This also marked a 26 per cent increase from the year before, according to SOS.
"COVID-19 has severely affected the nation's economy, lifestyle and mental health. We are extremely worried about how our elderly are coping during this public health crisis," said SOS chief executive Gasper Tan when the data was released on Thursday.
Apart from social isolation, the difficulty in constantly adapting to changes was also a key issue among this group.
"IT’S EVERYBODY’S BUSINESS"
Moving forward, to better care for seniors’ wellbeing, every member of society has a role to play, said Ms Porsche Poh, the executive director of Silver Ribbon (Singapore).
“Some will say it’s the Government’s responsibility, it’s the charity’s responsibility. But mental health is everyone’s business … Everyone has a role to play in promoting a caring society.”
She noted that while social service agencies implement programmes to engage the elderly, grassroots organisations and individuals can also reach out to involve those in their circles.
One can simply start by paying attention to the elderly in their families, she said.
“We’ve really heard of elderly saying they’re very lonely … For the elderly with children, the kids could spend some time just by having a meal with them ... Educate them, speak to them (about mental health),” said Ms Poh.
She added: “Show your concern and keep a look out for your neighbours too … Just say: ‘Hello, how are you? Are you okay?’”
Ms Joyz Tan, a senior social worker at Fei Yue Community Services, echoed the importance of interactions within the community.
"We really hope that the elderly will find that the environment that they stay in is a pleasant one - (where there's a face that they're familiar with) that will say hello to them.
“When we have such a vibrant community of people who can still make friends, I think that will really build up a sense of positivity in their lives.”
At an organisational level, institutions serving the elderly – such as hospitals and social service agencies – should also partner up because a single agency cannot do everything, said Ms Wang Jing, assistant director of Hua Mei Counselling and Coaching at Tsao Foundation.
“When we have discussions, we can talk about the observations we have, what kind of care plan we can come up with and who can do which part - the monitoring, the psychosocial intervention.
“That is a very helpful strategy … It is so important that we share the same direction, understand the needs of the client and come up with a more holistic care plan together,” she said.
From an operational perspective, the recent relaxation of COVID-19 safe management measures is also an essential move for protecting seniors’ wellbeing, said Ms Poh.
This is because face-to-face meetings, which provide a human touch, are critical for seniors who feel isolated, she said.
Ms Poh also noted that many prefer in-person meetings as they are not digitally savvy, hence making door-to-door visits all the more important.
These must be kept up, she said, stressing that one must not assume all seniors can catch up with technology, even if there are growing efforts to help them go online.
“We should know that the elderly can be quite stubborn. You can have all the courses to educate them, but (some are) not ready or do not believe in it.”
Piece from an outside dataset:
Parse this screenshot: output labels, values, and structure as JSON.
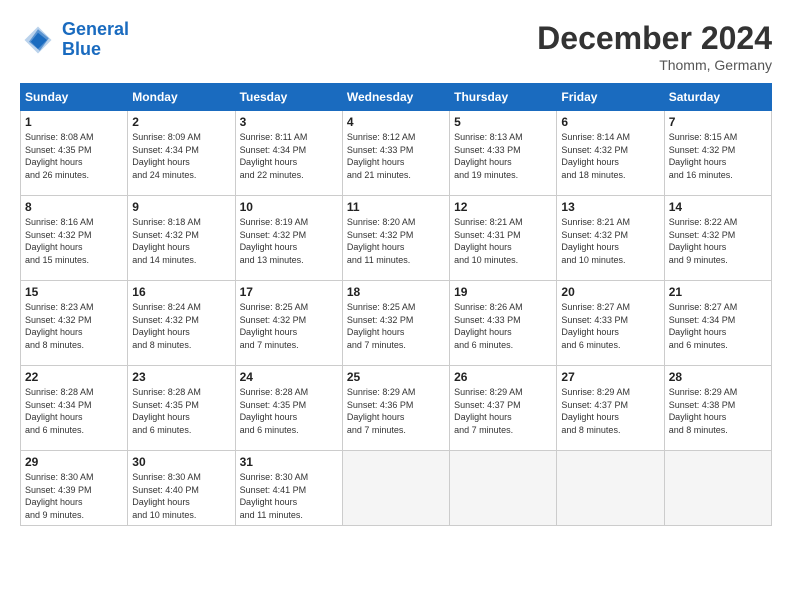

Ms Wang stressed that this is unfamiliar territory for many seniors, who may lack the confidence to try new things.
"It's not so easy for the elderly to step out of their comfort zone ... (We can) be more patient, be more encouraging, help them to learn."
But it is also important to empower the elderly with more confidence and skills to cope with change, she said.
So far, the disruptions caused by COVID-19 may have led to fear, anxiety and a sense of helplessness among seniors, and teaching them to examine these could make them more resilient, Ms Wang said.
“What’s behind these emotions? I think a lot of times it's the yearning for safety and a sense of control.
“So then, we need to help them see … How are we able to learn from these feelings? How are we able to provide some comfort and (soothe) ourselves? And how can they accept that this change could be the new normal?
“That's the important part for them to really feel more confident and can take back control in a way,” said Ms Wang.
“We do have the ability to make choices to adapt to changes. I think we need to help them to build their confidence,” she said.
She also said that helping the elderly tap on these “internal resources” is just as important as giving them external resources.
Where to get help:
Samaritans of Singapore Hotline: 1800 221 4444
Institute of Mental Health’s Helpline: 6389 2222
Singapore Association of Mental Health Helpline: 1800 283 7019
You can also find a list of international helplines here. If someone you know is at immediate risk, call 24-hour emergency medical services.